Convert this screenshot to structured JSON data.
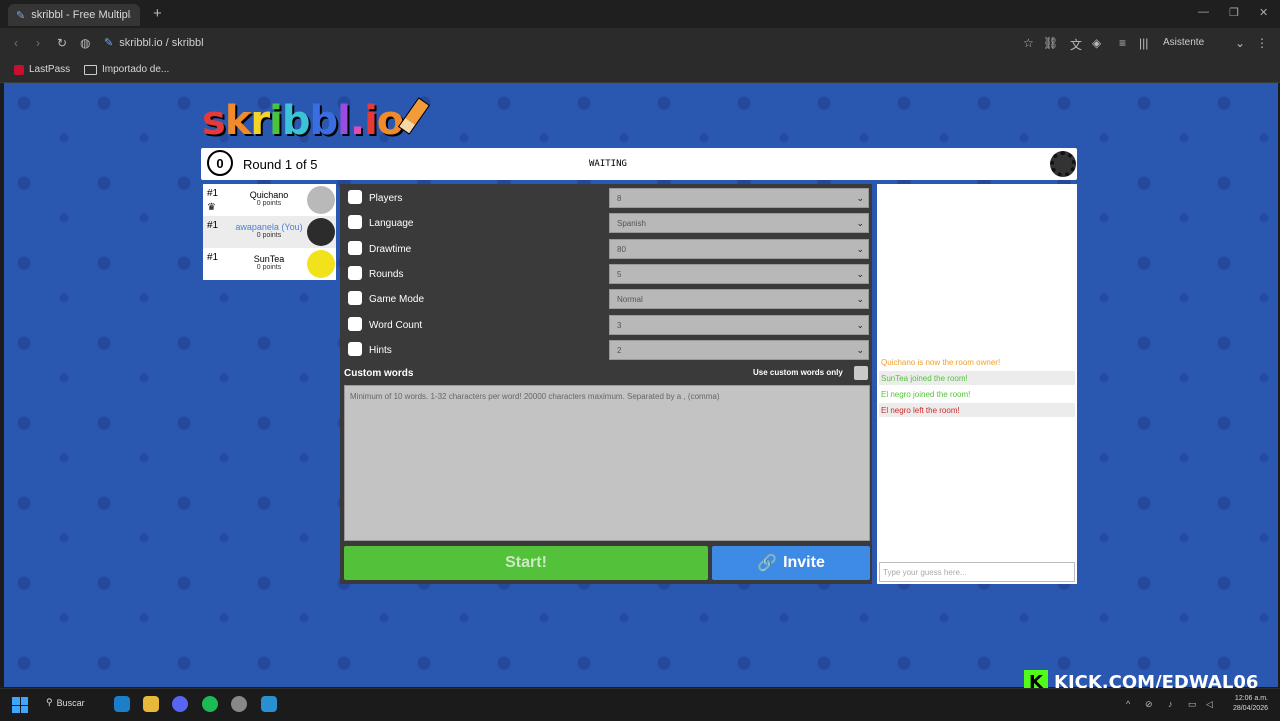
{
  "browser": {
    "tab_title": "skribbl - Free Multiplayer D",
    "url": "skribbl.io / skribbl",
    "assistant_label": "Asistente",
    "bookmarks": [
      "LastPass",
      "Importado de..."
    ]
  },
  "game": {
    "logo": "skribbl.io",
    "timer": "0",
    "round": "Round 1 of 5",
    "status": "WAITING",
    "players": [
      {
        "rank": "#1",
        "name": "Quichano",
        "points": "0 points",
        "avatar_color": "#b9b9b9",
        "owner": true
      },
      {
        "rank": "#1",
        "name": "awapanela (You)",
        "points": "0 points",
        "avatar_color": "#2c2c2c",
        "owner": false
      },
      {
        "rank": "#1",
        "name": "SunTea",
        "points": "0 points",
        "avatar_color": "#f1e21c",
        "owner": false
      }
    ],
    "settings": [
      {
        "label": "Players",
        "value": "8",
        "icon": "player-icon"
      },
      {
        "label": "Language",
        "value": "Spanish",
        "icon": "language-icon"
      },
      {
        "label": "Drawtime",
        "value": "80",
        "icon": "clock-icon"
      },
      {
        "label": "Rounds",
        "value": "5",
        "icon": "rounds-icon"
      },
      {
        "label": "Game Mode",
        "value": "Normal",
        "icon": "gamemode-icon"
      },
      {
        "label": "Word Count",
        "value": "3",
        "icon": "wordcount-icon"
      },
      {
        "label": "Hints",
        "value": "2",
        "icon": "hint-icon"
      }
    ],
    "custom_words_label": "Custom words",
    "custom_words_only_label": "Use custom words only",
    "custom_words_placeholder": "Minimum of 10 words. 1-32 characters per word! 20000 characters maximum. Separated by a , (comma)",
    "start_label": "Start!",
    "invite_label": "Invite"
  },
  "chat": {
    "messages": [
      {
        "text": "Quichano is now the room owner!",
        "color": "#f0a030",
        "bg": "#ffffff"
      },
      {
        "text": "SunTea joined the room!",
        "color": "#55c43a",
        "bg": "#ececec"
      },
      {
        "text": "El negro joined the room!",
        "color": "#55c43a",
        "bg": "#ffffff"
      },
      {
        "text": "El negro left the room!",
        "color": "#d02a2a",
        "bg": "#ececec"
      }
    ],
    "guess_placeholder": "Type your guess here..."
  },
  "overlay": {
    "kick": "KICK.COM/EDWAL06"
  },
  "taskbar": {
    "search": "Buscar",
    "time": "12:06 a.m.",
    "date": "28/04/2026"
  }
}
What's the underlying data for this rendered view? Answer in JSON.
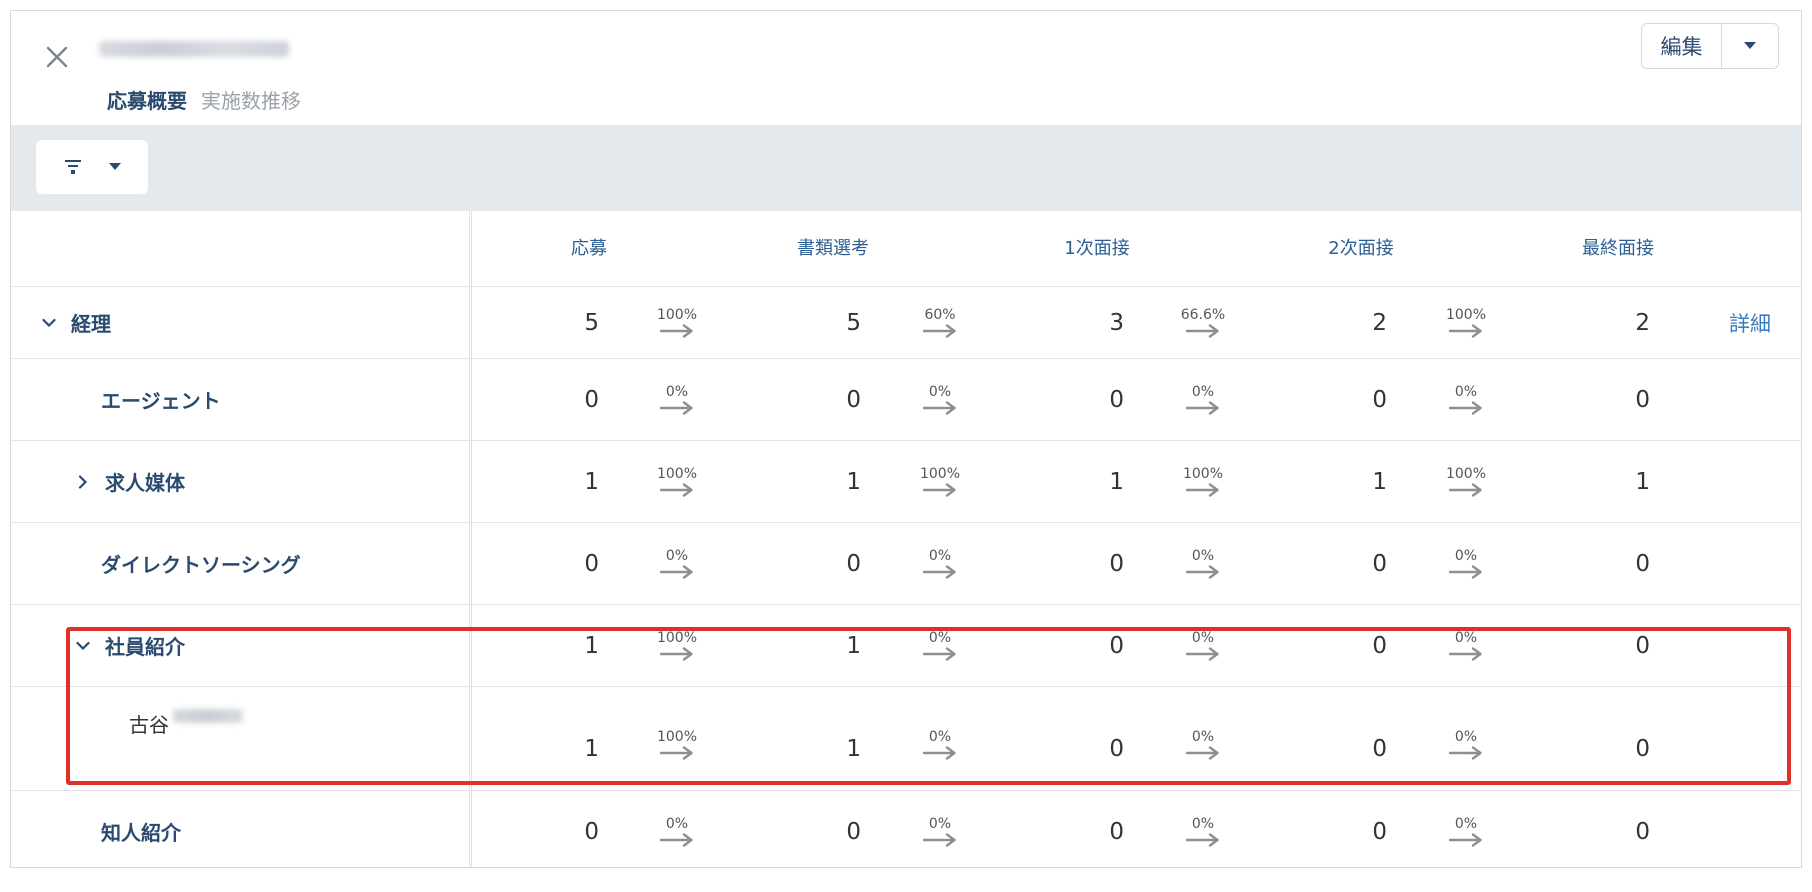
{
  "header": {
    "tabs": [
      {
        "label": "応募概要",
        "active": true
      },
      {
        "label": "実施数推移",
        "active": false
      }
    ],
    "edit_label": "編集"
  },
  "columns": [
    "応募",
    "書類選考",
    "1次面接",
    "2次面接",
    "最終面接"
  ],
  "detail_label": "詳細",
  "rows": [
    {
      "label": "経理",
      "expander": "down",
      "counts": [
        "5",
        "5",
        "3",
        "2",
        "2"
      ],
      "rates": [
        "100%",
        "60%",
        "66.6%",
        "100%"
      ],
      "detail": true
    },
    {
      "label": "エージェント",
      "expander": null,
      "counts": [
        "0",
        "0",
        "0",
        "0",
        "0"
      ],
      "rates": [
        "0%",
        "0%",
        "0%",
        "0%"
      ]
    },
    {
      "label": "求人媒体",
      "expander": "right",
      "counts": [
        "1",
        "1",
        "1",
        "1",
        "1"
      ],
      "rates": [
        "100%",
        "100%",
        "100%",
        "100%"
      ]
    },
    {
      "label": "ダイレクトソーシング",
      "expander": null,
      "counts": [
        "0",
        "0",
        "0",
        "0",
        "0"
      ],
      "rates": [
        "0%",
        "0%",
        "0%",
        "0%"
      ]
    },
    {
      "label": "社員紹介",
      "expander": "down",
      "counts": [
        "1",
        "1",
        "0",
        "0",
        "0"
      ],
      "rates": [
        "100%",
        "0%",
        "0%",
        "0%"
      ]
    },
    {
      "label": "古谷",
      "expander": null,
      "counts": [
        "1",
        "1",
        "0",
        "0",
        "0"
      ],
      "rates": [
        "100%",
        "0%",
        "0%",
        "0%"
      ]
    },
    {
      "label": "知人紹介",
      "expander": null,
      "counts": [
        "0",
        "0",
        "0",
        "0",
        "0"
      ],
      "rates": [
        "0%",
        "0%",
        "0%",
        "0%"
      ]
    }
  ],
  "colors": {
    "accent": "#2b4a6f",
    "link": "#3a7bc1",
    "highlight": "#e0302a",
    "filterbar": "#e4e9ee"
  }
}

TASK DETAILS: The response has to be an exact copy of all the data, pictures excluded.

RESULT OF THE TASK:
Convert this screenshot to structured JSON data.
{
  "browser": {
    "tab_title": "skribbl - Free Multiplayer D",
    "url": "skribbl.io / skribbl",
    "assistant_label": "Asistente",
    "bookmarks": [
      "LastPass",
      "Importado de..."
    ]
  },
  "game": {
    "logo": "skribbl.io",
    "timer": "0",
    "round": "Round 1 of 5",
    "status": "WAITING",
    "players": [
      {
        "rank": "#1",
        "name": "Quichano",
        "points": "0 points",
        "avatar_color": "#b9b9b9",
        "owner": true
      },
      {
        "rank": "#1",
        "name": "awapanela (You)",
        "points": "0 points",
        "avatar_color": "#2c2c2c",
        "owner": false
      },
      {
        "rank": "#1",
        "name": "SunTea",
        "points": "0 points",
        "avatar_color": "#f1e21c",
        "owner": false
      }
    ],
    "settings": [
      {
        "label": "Players",
        "value": "8",
        "icon": "player-icon"
      },
      {
        "label": "Language",
        "value": "Spanish",
        "icon": "language-icon"
      },
      {
        "label": "Drawtime",
        "value": "80",
        "icon": "clock-icon"
      },
      {
        "label": "Rounds",
        "value": "5",
        "icon": "rounds-icon"
      },
      {
        "label": "Game Mode",
        "value": "Normal",
        "icon": "gamemode-icon"
      },
      {
        "label": "Word Count",
        "value": "3",
        "icon": "wordcount-icon"
      },
      {
        "label": "Hints",
        "value": "2",
        "icon": "hint-icon"
      }
    ],
    "custom_words_label": "Custom words",
    "custom_words_only_label": "Use custom words only",
    "custom_words_placeholder": "Minimum of 10 words. 1-32 characters per word! 20000 characters maximum. Separated by a , (comma)",
    "start_label": "Start!",
    "invite_label": "Invite"
  },
  "chat": {
    "messages": [
      {
        "text": "Quichano is now the room owner!",
        "color": "#f0a030",
        "bg": "#ffffff"
      },
      {
        "text": "SunTea joined the room!",
        "color": "#55c43a",
        "bg": "#ececec"
      },
      {
        "text": "El negro joined the room!",
        "color": "#55c43a",
        "bg": "#ffffff"
      },
      {
        "text": "El negro left the room!",
        "color": "#d02a2a",
        "bg": "#ececec"
      }
    ],
    "guess_placeholder": "Type your guess here..."
  },
  "overlay": {
    "kick": "KICK.COM/EDWAL06"
  },
  "taskbar": {
    "search": "Buscar",
    "time": "12:06 a.m.",
    "date": "28/04/2026"
  }
}
What's the underlying data for this rendered view? Answer in JSON.
{
  "header": {
    "tabs": [
      {
        "label": "応募概要",
        "active": true
      },
      {
        "label": "実施数推移",
        "active": false
      }
    ],
    "edit_label": "編集"
  },
  "columns": [
    "応募",
    "書類選考",
    "1次面接",
    "2次面接",
    "最終面接"
  ],
  "detail_label": "詳細",
  "rows": [
    {
      "label": "経理",
      "expander": "down",
      "counts": [
        "5",
        "5",
        "3",
        "2",
        "2"
      ],
      "rates": [
        "100%",
        "60%",
        "66.6%",
        "100%"
      ],
      "detail": true
    },
    {
      "label": "エージェント",
      "expander": null,
      "counts": [
        "0",
        "0",
        "0",
        "0",
        "0"
      ],
      "rates": [
        "0%",
        "0%",
        "0%",
        "0%"
      ]
    },
    {
      "label": "求人媒体",
      "expander": "right",
      "counts": [
        "1",
        "1",
        "1",
        "1",
        "1"
      ],
      "rates": [
        "100%",
        "100%",
        "100%",
        "100%"
      ]
    },
    {
      "label": "ダイレクトソーシング",
      "expander": null,
      "counts": [
        "0",
        "0",
        "0",
        "0",
        "0"
      ],
      "rates": [
        "0%",
        "0%",
        "0%",
        "0%"
      ]
    },
    {
      "label": "社員紹介",
      "expander": "down",
      "counts": [
        "1",
        "1",
        "0",
        "0",
        "0"
      ],
      "rates": [
        "100%",
        "0%",
        "0%",
        "0%"
      ]
    },
    {
      "label": "古谷",
      "expander": null,
      "counts": [
        "1",
        "1",
        "0",
        "0",
        "0"
      ],
      "rates": [
        "100%",
        "0%",
        "0%",
        "0%"
      ]
    },
    {
      "label": "知人紹介",
      "expander": null,
      "counts": [
        "0",
        "0",
        "0",
        "0",
        "0"
      ],
      "rates": [
        "0%",
        "0%",
        "0%",
        "0%"
      ]
    }
  ],
  "colors": {
    "accent": "#2b4a6f",
    "link": "#3a7bc1",
    "highlight": "#e0302a",
    "filterbar": "#e4e9ee"
  }
}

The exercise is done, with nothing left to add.